Prosecutors Request Postponement to Benjamin Netanyahu Trail amid New Evidence

  Amanda Casanova | Contributor | Tuesday, February 8, 2022
Prosecutors Request Postponement to Benjamin Netanyahu Trail amid New Evidence

Prosecutors in the trial of former Israeli prime minister Benjamin Netanyahu have requested that the trial be postponed so attorneys can investigate police spyware issues related to the case.

The Jerusalem District Court has ordered the prosecution to provide an update on the police cell phone hacking allegations no later than today.

According to The Jerusalem Post, the decision comes after new revelations about how the police may have hacked cellphones belonging to witnesses and suspects in the case. The spyware may have been secretly installed on the phones of politicians, businessmen, protest leaders and others.

The spyware, called Pegasus, can remotely extract information from cell phones, such as text messages, browser history, call history and other information.

Previously, the court halted the testimony of Cable Authority legal adviser and witness Dana Neufeld. Prosecutors had begun to question her about text messages between her and Shlomo Filber, a former top Netanyahu aide turned state's witness.

The judge ruled that it was unfair to let Neufeld refer to the text messages since they may be related to the cell phone hacking investigation.

"An enormous plague has broken out," said lawyer Jacques Chen. "There cannot be a trial of justice like this. We cannot learn the truth."

Netanyahu had served for 12-years as prime minister of Israel. He was ousted last year after he was accused of promising preferential treatment to a major Israeli telecom company in exchange for positive articles about him. He is also accused of soliciting favorable coverage from other places in another charge. In a third charge, he faces an accusation that he received gifts worth hundreds of thousands of dollars from friends.

Netanyahu has repeatedly denied the charges, and after his indictment in 2019, he refused to step down as prime minister. He said the media and courts were on a "witch hunt" against him.

Photo courtesy: ©Getty Images/Amir Levy/Stringer

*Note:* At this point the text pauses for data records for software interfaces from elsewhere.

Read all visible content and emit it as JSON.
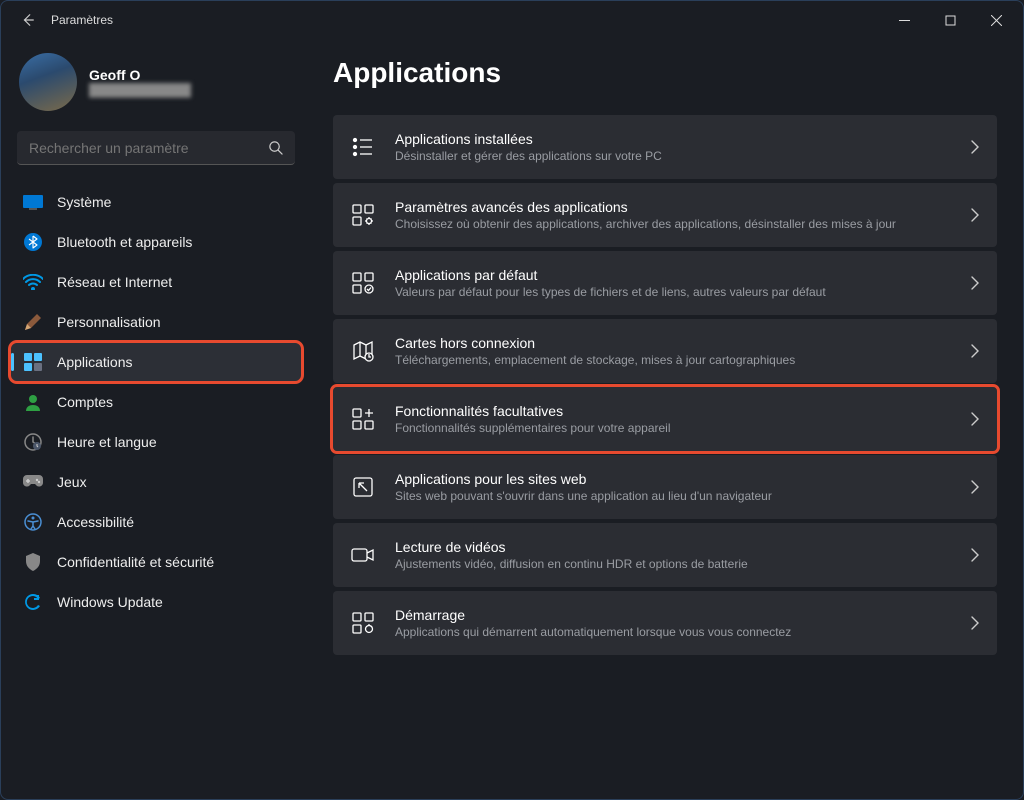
{
  "window": {
    "title": "Paramètres"
  },
  "profile": {
    "name": "Geoff O",
    "email": "████████████"
  },
  "search": {
    "placeholder": "Rechercher un paramètre"
  },
  "sidebar": {
    "items": [
      {
        "id": "system",
        "label": "Système"
      },
      {
        "id": "bluetooth",
        "label": "Bluetooth et appareils"
      },
      {
        "id": "network",
        "label": "Réseau et Internet"
      },
      {
        "id": "personalize",
        "label": "Personnalisation"
      },
      {
        "id": "apps",
        "label": "Applications",
        "active": true,
        "highlighted": true
      },
      {
        "id": "accounts",
        "label": "Comptes"
      },
      {
        "id": "time",
        "label": "Heure et langue"
      },
      {
        "id": "gaming",
        "label": "Jeux"
      },
      {
        "id": "accessibility",
        "label": "Accessibilité"
      },
      {
        "id": "privacy",
        "label": "Confidentialité et sécurité"
      },
      {
        "id": "update",
        "label": "Windows Update"
      }
    ]
  },
  "main": {
    "heading": "Applications",
    "cards": [
      {
        "id": "installed",
        "title": "Applications installées",
        "sub": "Désinstaller et gérer des applications sur votre PC"
      },
      {
        "id": "advanced",
        "title": "Paramètres avancés des applications",
        "sub": "Choisissez où obtenir des applications, archiver des applications, désinstaller des mises à jour"
      },
      {
        "id": "default",
        "title": "Applications par défaut",
        "sub": "Valeurs par défaut pour les types de fichiers et de liens, autres valeurs par défaut"
      },
      {
        "id": "maps",
        "title": "Cartes hors connexion",
        "sub": "Téléchargements, emplacement de stockage, mises à jour cartographiques"
      },
      {
        "id": "optional",
        "title": "Fonctionnalités facultatives",
        "sub": "Fonctionnalités supplémentaires pour votre appareil",
        "highlighted": true
      },
      {
        "id": "websites",
        "title": "Applications pour les sites web",
        "sub": "Sites web pouvant s'ouvrir dans une application au lieu d'un navigateur"
      },
      {
        "id": "video",
        "title": "Lecture de vidéos",
        "sub": "Ajustements vidéo, diffusion en continu HDR et options de batterie"
      },
      {
        "id": "startup",
        "title": "Démarrage",
        "sub": "Applications qui démarrent automatiquement lorsque vous vous connectez"
      }
    ]
  }
}
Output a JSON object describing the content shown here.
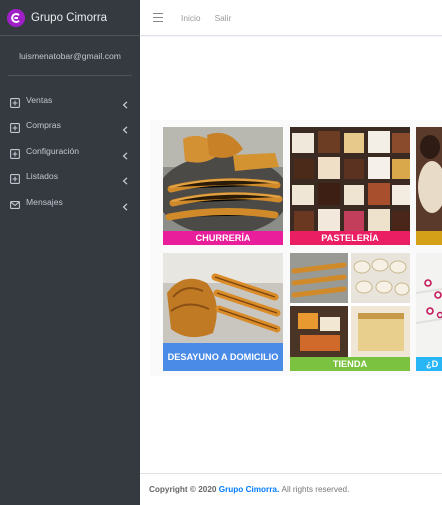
{
  "brand": {
    "name": "Grupo Cimorra",
    "logo_icon": "cimorra-logo-icon",
    "logo_color": "#a020c8"
  },
  "user": {
    "email": "luismenatobar@gmail.com"
  },
  "sidebar": {
    "items": [
      {
        "label": "Ventas",
        "icon": "plus-square-icon"
      },
      {
        "label": "Compras",
        "icon": "plus-square-icon"
      },
      {
        "label": "Configuración",
        "icon": "plus-square-icon"
      },
      {
        "label": "Listados",
        "icon": "plus-square-icon"
      },
      {
        "label": "Mensajes",
        "icon": "envelope-icon"
      }
    ]
  },
  "topbar": {
    "menu_icon": "hamburger-icon",
    "links": [
      "Inicio",
      "Salir"
    ]
  },
  "gallery": {
    "tiles": [
      {
        "caption": "CHURRERÍA",
        "color": "#e91e9a"
      },
      {
        "caption": "PASTELERÍA",
        "color": "#e91e63"
      },
      {
        "caption": "",
        "color": "#d4a017"
      },
      {
        "caption": "DESAYUNO A DOMICILIO",
        "color": "#4a8be8"
      },
      {
        "caption": "TIENDA",
        "color": "#7cc241"
      },
      {
        "caption": "¿D",
        "color": "#29b6f6"
      }
    ]
  },
  "footer": {
    "copyright": "Copyright © 2020",
    "company": "Grupo Cimorra.",
    "rights": "All rights reserved."
  }
}
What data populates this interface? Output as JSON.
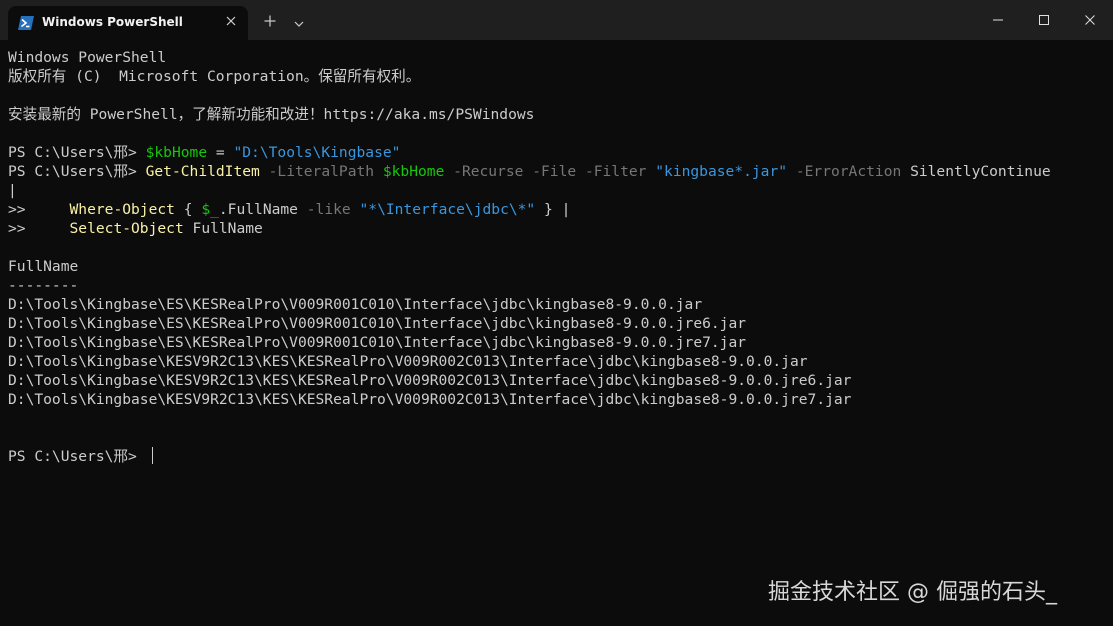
{
  "window": {
    "tab_title": "Windows PowerShell",
    "icons": {
      "tab": "powershell-icon",
      "tab_close": "close-icon",
      "new_tab": "plus-icon",
      "dropdown": "chevron-down-icon",
      "minimize": "minimize-icon",
      "maximize": "maximize-icon",
      "close": "close-icon"
    }
  },
  "colors": {
    "background": "#0c0c0c",
    "titlebar": "#1f1f1f",
    "text": "#cccccc",
    "variable": "#16c60c",
    "string": "#3a96dd",
    "command": "#f9f1a5",
    "parameter": "#767676"
  },
  "terminal": {
    "header_line1": "Windows PowerShell",
    "header_line2": "版权所有 (C)  Microsoft Corporation。保留所有权利。",
    "update_notice": "安装最新的 PowerShell，了解新功能和改进！https://aka.ms/PSWindows",
    "prompt": "PS C:\\Users\\邢> ",
    "cmd1": {
      "var": "$kbHome",
      "eq": " = ",
      "str": "\"D:\\Tools\\Kingbase\""
    },
    "cmd2": {
      "command": "Get-ChildItem",
      "p1": " -LiteralPath ",
      "var": "$kbHome",
      "p2": " -Recurse -File -Filter ",
      "str": "\"kingbase*.jar\"",
      "p3": " -ErrorAction ",
      "arg": "SilentlyContinue",
      "pipe": "|"
    },
    "cmd3": {
      "cont": ">>     ",
      "command": "Where-Object",
      "t1": " { ",
      "var": "$_",
      "t2": ".FullName ",
      "op": "-like",
      "t3": " ",
      "str": "\"*\\Interface\\jdbc\\*\"",
      "t4": " } |"
    },
    "cmd4": {
      "cont": ">>     ",
      "command": "Select-Object",
      "arg": " FullName"
    },
    "output_header": "FullName",
    "output_separator": "--------",
    "results": [
      "D:\\Tools\\Kingbase\\ES\\KESRealPro\\V009R001C010\\Interface\\jdbc\\kingbase8-9.0.0.jar",
      "D:\\Tools\\Kingbase\\ES\\KESRealPro\\V009R001C010\\Interface\\jdbc\\kingbase8-9.0.0.jre6.jar",
      "D:\\Tools\\Kingbase\\ES\\KESRealPro\\V009R001C010\\Interface\\jdbc\\kingbase8-9.0.0.jre7.jar",
      "D:\\Tools\\Kingbase\\KESV9R2C13\\KES\\KESRealPro\\V009R002C013\\Interface\\jdbc\\kingbase8-9.0.0.jar",
      "D:\\Tools\\Kingbase\\KESV9R2C13\\KES\\KESRealPro\\V009R002C013\\Interface\\jdbc\\kingbase8-9.0.0.jre6.jar",
      "D:\\Tools\\Kingbase\\KESV9R2C13\\KES\\KESRealPro\\V009R002C013\\Interface\\jdbc\\kingbase8-9.0.0.jre7.jar"
    ]
  },
  "watermark": "掘金技术社区 @ 倔强的石头_"
}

Amanda Casanova is a writer living in Dallas, Texas. She has covered news for since 2014. She has also contributed to The Houston Chronicle, U.S. News and World Report and She blogs at The Migraine Runner.